Fighting games are a big dividing line in the gaming community. On the one hand, you have the people who've practiced and understand the games, on another you have people who just mash buttons and have a good time, and then you have everybody else caught in the middle. That "middle" group is probably the hardest to make games for, considering they're also the largest part of gamers as a whole--they want to improve and fully enjoy the games they play, but the barriers in their way can be more intimidating than they'd like.
Capcom's Senior Vice President Christian Svensson recently commented on Capcom's efforts to bring in newer players, and how sometimes Capcom tries too hard to appeal to that crowd, often to their detriment:
"I’d say we have varying levels of success in making sure there’s enough content and fun in the mechanics even if you don’t know how to plink, FADC or DHC... I think with the introduction of so many new systems [in Street Fighter X Tekken] (gems, pandora, etc.) I think we probably overcomplicated things and it worked against that objective."
While some fighting games, like Skullgirls or Virtua Fighter 5: Final Showdown have provided excellent and in-depth training modes to help players learn the ropes, Svensson believes Capcom has fallen behind in this regard.
Knowing why and when you should use a technique is just as, if not more important than knowing how to do it
"I strongly agree that we have not done a good job of truly teaching new players about the basics of fighting game strategy in our current crop of titles. This has been a hot button conversation with the producers in the past and some have embraced it. In the case of SF3: Online Edition, we tried to put in challenges and trials that would have explained a bit more of the 'why' as opposed to just the 'how' in traditional training modes but we probably didn’t go as far as we could have.
"We need to provide the right tools for new players to learn enough that they’re motivated to take the 'next steps' in their developing love for fighting games. I’d like to think we can do better in the future."
It's shocking, because Virtua Fighter 4: Evolution revolutionized fighting game training modes in 2002, but very few games have followed its example.
One of the key things about learning fighting games that developers forget is that it's not the moves that people really have trouble with. It's not the combos or the controls or the inputs that need to be taught--players will learn all those on their own. The mental aspect of fighting games is what really needs to be taught, and that's what actually wins matches and makes the player feel like they've learned something.
But not always
A friend of mine (who doesn't play fighting games much) pointed this out to me a few years back when Street Fighter IV was released: if a fighting game has a mechanic that "gives newer players a chance to fight back," it's actually doing the opposite--experienced players will be able to exploit this "easier" mechanic and use it to gain an even greater advantage.

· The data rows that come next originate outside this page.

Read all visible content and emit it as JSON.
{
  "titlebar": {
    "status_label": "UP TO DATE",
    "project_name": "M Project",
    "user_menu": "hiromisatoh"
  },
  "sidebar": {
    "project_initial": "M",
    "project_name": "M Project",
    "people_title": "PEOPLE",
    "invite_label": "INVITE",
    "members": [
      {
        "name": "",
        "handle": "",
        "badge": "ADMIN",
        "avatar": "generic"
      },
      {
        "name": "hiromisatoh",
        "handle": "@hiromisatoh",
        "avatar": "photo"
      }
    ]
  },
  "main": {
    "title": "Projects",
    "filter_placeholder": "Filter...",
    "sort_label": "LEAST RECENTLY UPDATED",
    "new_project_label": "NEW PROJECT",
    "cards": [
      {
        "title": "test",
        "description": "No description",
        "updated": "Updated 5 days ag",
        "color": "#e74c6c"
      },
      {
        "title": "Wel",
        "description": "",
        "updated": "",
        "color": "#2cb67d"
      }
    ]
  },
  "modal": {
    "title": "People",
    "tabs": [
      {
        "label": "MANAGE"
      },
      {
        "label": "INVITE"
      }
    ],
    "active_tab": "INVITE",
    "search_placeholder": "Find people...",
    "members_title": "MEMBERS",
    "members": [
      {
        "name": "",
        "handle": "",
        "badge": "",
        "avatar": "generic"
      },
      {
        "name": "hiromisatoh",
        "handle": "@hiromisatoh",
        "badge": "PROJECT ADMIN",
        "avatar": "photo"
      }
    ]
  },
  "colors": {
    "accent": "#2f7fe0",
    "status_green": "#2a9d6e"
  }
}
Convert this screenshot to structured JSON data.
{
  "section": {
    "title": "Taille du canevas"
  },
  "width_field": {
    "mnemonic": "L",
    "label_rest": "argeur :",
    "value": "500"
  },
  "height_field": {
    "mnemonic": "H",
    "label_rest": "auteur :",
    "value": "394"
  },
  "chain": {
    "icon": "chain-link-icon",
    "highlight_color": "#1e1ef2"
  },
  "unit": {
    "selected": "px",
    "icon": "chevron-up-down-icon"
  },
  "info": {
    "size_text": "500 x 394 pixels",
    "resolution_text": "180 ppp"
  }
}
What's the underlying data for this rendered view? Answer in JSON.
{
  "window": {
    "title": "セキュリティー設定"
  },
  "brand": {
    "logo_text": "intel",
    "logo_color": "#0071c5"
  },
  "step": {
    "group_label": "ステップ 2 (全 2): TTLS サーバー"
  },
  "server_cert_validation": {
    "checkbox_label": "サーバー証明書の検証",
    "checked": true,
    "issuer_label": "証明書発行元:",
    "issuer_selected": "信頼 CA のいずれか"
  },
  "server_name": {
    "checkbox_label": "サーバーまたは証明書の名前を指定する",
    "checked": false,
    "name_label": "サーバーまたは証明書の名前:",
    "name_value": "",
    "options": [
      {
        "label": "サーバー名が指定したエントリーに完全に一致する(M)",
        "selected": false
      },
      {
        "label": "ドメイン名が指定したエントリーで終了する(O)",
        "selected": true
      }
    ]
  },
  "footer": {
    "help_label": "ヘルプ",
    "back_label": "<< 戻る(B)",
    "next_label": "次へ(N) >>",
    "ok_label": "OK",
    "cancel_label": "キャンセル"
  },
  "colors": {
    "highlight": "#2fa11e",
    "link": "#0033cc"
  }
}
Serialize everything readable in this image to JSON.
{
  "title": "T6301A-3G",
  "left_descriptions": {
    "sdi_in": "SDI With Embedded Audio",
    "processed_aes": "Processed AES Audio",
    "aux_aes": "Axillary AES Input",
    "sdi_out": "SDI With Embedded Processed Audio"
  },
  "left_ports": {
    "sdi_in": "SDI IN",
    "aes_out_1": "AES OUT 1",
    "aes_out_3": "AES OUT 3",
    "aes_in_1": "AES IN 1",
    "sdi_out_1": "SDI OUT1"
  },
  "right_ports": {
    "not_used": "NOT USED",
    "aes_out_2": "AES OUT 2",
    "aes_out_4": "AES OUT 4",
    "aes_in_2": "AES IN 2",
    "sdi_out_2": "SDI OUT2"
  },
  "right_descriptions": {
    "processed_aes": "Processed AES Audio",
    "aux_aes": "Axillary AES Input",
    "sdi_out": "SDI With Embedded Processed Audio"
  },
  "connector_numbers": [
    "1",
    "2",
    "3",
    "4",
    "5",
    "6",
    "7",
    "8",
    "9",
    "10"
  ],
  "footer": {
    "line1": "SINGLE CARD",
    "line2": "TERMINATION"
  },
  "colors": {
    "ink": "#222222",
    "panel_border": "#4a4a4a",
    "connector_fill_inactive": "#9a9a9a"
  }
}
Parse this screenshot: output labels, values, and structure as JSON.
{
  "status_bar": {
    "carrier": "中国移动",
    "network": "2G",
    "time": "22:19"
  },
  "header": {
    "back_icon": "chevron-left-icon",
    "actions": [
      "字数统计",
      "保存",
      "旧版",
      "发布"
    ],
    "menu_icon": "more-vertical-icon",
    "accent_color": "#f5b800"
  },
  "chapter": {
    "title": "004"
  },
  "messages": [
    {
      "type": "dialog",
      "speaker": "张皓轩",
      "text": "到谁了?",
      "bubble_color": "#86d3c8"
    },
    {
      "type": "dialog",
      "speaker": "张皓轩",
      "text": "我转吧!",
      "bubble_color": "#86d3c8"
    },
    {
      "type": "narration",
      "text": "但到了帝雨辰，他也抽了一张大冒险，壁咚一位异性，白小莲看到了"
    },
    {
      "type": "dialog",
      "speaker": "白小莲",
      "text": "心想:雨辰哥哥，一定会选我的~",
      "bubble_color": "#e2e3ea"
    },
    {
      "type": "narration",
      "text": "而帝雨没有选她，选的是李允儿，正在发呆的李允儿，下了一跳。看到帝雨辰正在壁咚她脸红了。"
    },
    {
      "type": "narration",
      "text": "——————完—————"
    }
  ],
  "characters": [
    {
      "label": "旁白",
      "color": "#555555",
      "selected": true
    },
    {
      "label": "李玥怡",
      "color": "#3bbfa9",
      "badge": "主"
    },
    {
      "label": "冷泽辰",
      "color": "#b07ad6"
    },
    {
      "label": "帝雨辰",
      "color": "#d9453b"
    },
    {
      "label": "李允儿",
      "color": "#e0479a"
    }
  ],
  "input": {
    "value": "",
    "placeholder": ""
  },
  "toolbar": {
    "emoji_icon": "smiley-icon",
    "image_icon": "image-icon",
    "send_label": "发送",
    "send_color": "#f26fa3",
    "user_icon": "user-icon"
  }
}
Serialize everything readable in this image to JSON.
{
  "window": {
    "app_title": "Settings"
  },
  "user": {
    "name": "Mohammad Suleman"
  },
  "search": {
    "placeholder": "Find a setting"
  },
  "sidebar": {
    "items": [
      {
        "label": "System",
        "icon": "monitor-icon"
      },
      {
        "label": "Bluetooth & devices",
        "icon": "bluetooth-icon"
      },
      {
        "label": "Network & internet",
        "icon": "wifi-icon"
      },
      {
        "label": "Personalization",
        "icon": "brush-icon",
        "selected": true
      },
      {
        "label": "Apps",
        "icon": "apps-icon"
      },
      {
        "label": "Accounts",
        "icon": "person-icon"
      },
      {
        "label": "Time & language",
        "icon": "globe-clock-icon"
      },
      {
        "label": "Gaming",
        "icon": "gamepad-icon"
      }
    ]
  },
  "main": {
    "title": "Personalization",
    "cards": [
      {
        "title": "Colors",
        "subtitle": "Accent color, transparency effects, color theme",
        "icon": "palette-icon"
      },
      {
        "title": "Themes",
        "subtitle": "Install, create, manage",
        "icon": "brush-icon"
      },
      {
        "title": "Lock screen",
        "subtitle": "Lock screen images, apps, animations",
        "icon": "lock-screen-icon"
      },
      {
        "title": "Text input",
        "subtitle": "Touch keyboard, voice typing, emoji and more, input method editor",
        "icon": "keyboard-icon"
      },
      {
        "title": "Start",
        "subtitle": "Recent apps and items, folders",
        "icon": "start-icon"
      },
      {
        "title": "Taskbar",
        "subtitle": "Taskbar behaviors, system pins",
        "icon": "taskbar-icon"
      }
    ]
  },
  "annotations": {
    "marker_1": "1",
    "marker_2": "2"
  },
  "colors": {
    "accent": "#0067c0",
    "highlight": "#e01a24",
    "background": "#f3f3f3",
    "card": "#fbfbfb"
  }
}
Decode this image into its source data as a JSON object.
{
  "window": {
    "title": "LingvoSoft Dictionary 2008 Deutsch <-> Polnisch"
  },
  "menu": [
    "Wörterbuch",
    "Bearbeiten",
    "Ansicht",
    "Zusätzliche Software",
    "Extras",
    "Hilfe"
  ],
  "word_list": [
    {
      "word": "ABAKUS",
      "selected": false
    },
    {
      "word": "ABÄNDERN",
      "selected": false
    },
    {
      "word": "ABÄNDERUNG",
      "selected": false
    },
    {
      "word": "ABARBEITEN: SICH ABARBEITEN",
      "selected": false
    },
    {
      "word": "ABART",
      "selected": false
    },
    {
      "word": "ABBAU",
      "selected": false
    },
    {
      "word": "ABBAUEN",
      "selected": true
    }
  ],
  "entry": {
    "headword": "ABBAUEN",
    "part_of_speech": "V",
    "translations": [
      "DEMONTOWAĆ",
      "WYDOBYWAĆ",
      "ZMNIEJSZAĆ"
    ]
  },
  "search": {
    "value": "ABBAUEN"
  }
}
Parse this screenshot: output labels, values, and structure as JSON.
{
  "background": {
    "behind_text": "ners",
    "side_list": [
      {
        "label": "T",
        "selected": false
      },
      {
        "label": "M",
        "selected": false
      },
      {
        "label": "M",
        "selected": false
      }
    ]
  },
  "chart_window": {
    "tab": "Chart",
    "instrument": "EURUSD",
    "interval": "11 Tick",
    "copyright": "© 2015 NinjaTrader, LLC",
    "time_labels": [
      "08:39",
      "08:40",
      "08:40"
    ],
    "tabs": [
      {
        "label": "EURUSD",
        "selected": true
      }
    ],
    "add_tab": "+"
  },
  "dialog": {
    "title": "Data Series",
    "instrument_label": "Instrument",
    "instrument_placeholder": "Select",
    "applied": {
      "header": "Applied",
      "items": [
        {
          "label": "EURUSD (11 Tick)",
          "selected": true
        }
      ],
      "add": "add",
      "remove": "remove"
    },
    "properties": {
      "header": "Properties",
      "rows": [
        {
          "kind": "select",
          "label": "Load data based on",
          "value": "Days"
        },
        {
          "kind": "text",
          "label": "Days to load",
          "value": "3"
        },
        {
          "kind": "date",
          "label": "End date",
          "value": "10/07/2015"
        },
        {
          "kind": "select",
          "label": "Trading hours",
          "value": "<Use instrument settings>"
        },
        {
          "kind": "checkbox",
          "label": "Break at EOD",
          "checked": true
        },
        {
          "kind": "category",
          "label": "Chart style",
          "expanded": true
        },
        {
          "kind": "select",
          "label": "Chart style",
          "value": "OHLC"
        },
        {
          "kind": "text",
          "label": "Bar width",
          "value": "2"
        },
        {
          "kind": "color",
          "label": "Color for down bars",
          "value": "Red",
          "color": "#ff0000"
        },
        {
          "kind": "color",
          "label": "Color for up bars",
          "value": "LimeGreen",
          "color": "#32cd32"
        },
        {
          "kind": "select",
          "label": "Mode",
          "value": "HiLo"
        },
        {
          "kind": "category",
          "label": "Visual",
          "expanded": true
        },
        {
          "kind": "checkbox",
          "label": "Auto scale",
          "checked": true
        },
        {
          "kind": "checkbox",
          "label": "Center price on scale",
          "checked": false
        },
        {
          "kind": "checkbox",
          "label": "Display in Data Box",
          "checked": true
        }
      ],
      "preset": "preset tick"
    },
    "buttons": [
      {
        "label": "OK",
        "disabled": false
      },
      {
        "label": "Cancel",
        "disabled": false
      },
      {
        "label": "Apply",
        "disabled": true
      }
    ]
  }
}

For me, it all comes back to the mental aspect and how that can only be taught with experience (or having friends who aren't douchebags and will actually teach you), but what do you think? What steps can Capcom and other fighting game developers take to make fighters more accessible to new players while maintaining their games' competitive edge?